What lines in the records below contain the string "number"? Copy every one.
---*---
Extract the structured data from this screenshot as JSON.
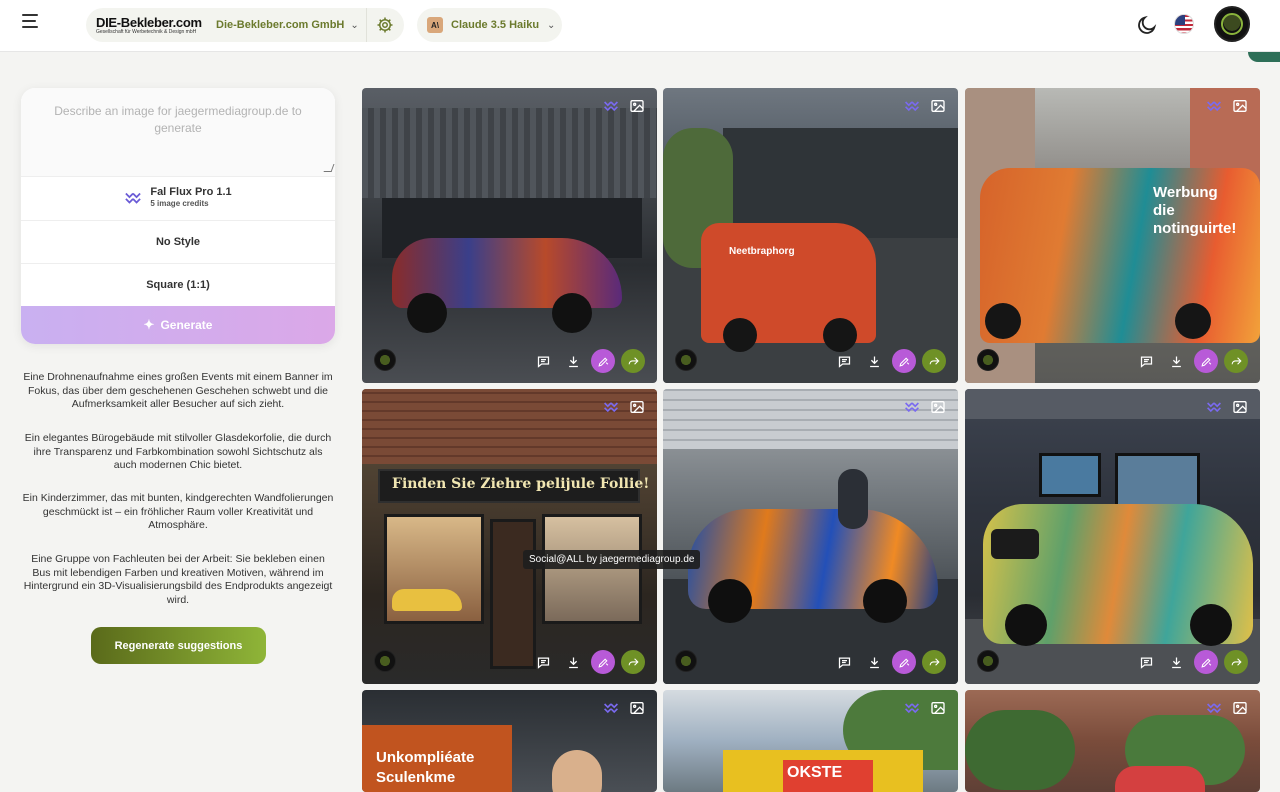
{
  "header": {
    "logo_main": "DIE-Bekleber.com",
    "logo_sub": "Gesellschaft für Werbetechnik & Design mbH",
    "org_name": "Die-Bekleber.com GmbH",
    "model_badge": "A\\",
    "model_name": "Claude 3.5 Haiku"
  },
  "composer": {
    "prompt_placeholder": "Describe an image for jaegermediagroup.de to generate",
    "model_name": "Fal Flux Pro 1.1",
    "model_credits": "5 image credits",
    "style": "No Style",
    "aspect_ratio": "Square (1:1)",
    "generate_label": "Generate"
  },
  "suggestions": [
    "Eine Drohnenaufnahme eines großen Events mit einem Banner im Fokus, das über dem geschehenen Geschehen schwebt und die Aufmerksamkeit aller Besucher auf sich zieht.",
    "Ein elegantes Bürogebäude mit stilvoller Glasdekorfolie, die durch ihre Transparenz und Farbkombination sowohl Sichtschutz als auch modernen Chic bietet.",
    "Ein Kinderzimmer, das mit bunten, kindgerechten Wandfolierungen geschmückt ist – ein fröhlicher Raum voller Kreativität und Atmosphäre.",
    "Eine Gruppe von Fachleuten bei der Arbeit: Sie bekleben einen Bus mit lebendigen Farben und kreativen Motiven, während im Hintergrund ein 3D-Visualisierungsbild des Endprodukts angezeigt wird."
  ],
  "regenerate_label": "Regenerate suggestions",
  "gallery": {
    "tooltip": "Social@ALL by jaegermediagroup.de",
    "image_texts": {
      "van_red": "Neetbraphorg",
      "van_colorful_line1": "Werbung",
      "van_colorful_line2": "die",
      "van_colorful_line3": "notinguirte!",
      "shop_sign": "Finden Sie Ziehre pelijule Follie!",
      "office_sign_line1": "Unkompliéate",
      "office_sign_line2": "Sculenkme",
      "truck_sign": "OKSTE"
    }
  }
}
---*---
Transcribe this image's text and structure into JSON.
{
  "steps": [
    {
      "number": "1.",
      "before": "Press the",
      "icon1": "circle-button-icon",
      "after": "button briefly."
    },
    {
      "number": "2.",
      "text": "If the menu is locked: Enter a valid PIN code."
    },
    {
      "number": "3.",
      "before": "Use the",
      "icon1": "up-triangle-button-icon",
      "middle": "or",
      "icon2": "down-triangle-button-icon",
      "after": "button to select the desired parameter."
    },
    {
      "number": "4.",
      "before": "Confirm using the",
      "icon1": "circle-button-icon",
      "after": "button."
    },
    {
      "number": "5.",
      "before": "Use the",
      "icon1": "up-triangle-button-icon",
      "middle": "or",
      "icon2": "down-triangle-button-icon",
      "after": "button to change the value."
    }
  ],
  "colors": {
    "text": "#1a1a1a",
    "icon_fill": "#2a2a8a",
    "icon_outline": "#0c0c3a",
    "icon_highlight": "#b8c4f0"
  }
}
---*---
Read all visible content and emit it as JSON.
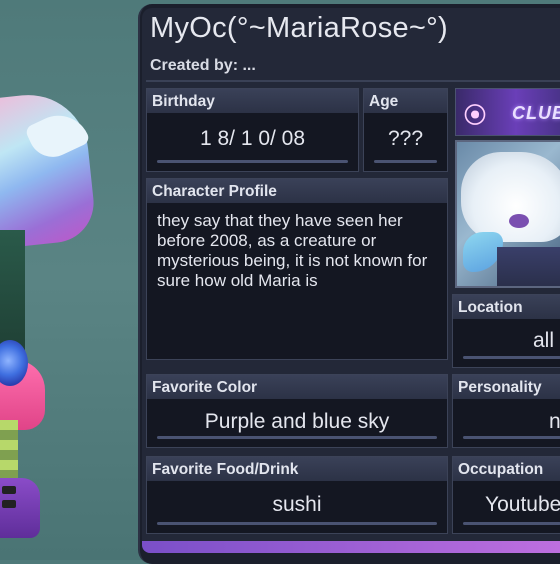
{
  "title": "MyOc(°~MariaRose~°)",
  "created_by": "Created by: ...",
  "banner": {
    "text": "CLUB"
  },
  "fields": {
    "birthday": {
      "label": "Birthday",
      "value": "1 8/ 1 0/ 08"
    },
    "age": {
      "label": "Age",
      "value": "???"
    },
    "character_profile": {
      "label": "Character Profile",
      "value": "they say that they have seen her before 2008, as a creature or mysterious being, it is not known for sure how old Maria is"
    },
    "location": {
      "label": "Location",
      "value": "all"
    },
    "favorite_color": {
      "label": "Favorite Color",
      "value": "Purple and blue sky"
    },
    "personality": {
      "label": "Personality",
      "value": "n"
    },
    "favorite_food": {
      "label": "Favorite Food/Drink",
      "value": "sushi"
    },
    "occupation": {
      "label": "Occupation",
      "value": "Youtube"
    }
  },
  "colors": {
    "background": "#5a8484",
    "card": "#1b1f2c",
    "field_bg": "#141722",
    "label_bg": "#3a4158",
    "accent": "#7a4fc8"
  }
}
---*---
» **Output of the task**
      "number": "1.",
      "number": "2.",
      "number": "3.",
      "number": "4.",
      "number": "5.",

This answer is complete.